[To do] Please filter the entries for the word "VbVarType" and copy every line that has it.

[The data]
^^^^^^^^
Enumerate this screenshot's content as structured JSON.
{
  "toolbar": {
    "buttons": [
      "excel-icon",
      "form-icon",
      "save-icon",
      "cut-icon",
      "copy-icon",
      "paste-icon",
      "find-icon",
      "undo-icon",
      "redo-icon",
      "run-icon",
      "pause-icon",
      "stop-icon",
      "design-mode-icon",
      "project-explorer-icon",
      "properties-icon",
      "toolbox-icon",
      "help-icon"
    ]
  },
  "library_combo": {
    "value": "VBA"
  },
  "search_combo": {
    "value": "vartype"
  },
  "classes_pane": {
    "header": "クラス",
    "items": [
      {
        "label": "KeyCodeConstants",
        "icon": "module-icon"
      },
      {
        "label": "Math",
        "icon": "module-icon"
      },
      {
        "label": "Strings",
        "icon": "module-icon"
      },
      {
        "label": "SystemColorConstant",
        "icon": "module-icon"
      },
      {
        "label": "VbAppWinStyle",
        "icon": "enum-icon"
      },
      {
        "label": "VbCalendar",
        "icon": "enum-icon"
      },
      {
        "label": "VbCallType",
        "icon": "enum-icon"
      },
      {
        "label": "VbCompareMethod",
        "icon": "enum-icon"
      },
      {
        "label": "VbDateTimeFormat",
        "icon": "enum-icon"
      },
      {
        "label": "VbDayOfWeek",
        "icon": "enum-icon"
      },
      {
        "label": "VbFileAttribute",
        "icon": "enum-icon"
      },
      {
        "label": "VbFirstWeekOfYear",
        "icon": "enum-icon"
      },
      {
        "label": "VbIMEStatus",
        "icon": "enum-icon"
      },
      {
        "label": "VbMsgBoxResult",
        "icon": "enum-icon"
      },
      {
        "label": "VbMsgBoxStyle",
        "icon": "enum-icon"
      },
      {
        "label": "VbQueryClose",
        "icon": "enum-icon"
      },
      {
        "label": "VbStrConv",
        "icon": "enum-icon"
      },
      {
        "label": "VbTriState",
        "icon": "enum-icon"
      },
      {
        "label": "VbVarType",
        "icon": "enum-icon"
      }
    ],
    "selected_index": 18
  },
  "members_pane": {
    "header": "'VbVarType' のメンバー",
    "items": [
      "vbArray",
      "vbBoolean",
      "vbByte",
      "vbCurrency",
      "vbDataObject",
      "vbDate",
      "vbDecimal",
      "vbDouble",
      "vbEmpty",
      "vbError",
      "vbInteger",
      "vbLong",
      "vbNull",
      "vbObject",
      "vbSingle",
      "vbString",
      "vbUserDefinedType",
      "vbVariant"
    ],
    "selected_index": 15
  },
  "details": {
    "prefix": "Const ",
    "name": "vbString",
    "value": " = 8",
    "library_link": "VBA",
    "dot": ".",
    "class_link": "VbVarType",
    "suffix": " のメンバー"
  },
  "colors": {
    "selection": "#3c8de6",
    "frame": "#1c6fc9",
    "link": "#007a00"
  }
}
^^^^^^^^
[Expected output]
        "label": "VbVarType",
    "header": "'VbVarType' のメンバー",
    "class_link": "VbVarType",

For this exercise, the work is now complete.